Top of Information
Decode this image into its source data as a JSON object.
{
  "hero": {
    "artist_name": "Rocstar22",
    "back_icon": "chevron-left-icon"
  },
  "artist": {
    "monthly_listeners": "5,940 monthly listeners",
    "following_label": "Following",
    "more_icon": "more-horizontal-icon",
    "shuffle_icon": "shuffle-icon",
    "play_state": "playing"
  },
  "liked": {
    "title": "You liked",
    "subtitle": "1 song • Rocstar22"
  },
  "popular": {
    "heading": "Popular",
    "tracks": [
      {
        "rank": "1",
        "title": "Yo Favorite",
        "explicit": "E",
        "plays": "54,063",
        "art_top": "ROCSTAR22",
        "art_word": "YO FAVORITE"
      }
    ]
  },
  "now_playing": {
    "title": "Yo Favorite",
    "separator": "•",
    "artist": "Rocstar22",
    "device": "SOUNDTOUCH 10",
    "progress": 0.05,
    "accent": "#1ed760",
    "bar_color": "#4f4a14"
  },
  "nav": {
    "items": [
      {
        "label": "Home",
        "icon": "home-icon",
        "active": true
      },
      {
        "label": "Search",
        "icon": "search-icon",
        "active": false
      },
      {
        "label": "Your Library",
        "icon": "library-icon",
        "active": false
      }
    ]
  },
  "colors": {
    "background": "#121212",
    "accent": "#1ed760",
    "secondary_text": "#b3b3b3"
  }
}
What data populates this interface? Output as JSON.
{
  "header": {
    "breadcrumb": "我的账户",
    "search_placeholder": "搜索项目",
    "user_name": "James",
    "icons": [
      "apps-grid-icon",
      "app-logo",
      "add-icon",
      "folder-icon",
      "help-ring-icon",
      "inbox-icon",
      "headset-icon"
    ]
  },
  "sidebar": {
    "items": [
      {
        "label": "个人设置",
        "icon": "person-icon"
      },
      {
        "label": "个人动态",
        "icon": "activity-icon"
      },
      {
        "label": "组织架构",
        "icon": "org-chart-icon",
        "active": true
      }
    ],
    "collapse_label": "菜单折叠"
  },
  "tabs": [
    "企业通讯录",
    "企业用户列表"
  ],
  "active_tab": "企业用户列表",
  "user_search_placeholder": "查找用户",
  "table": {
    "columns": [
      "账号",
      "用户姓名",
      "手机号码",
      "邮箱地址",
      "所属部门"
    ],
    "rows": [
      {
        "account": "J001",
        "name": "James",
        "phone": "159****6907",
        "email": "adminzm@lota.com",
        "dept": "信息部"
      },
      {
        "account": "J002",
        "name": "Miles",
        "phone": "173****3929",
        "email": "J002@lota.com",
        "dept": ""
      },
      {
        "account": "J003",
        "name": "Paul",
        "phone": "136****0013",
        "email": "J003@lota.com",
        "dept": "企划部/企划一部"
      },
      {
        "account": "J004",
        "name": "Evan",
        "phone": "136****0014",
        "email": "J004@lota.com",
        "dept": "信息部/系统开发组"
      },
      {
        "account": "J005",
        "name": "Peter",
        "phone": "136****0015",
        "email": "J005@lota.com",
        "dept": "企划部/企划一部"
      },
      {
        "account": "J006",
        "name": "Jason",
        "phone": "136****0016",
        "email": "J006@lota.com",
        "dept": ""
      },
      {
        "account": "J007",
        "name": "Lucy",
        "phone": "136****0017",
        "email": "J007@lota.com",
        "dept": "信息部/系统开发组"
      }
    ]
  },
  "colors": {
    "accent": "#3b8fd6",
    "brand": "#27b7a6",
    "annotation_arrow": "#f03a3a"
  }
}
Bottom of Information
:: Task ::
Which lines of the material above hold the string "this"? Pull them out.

:: Completed task ::
Decode this image into its source data as a JSON object.
What data populates this interface? Output as JSON.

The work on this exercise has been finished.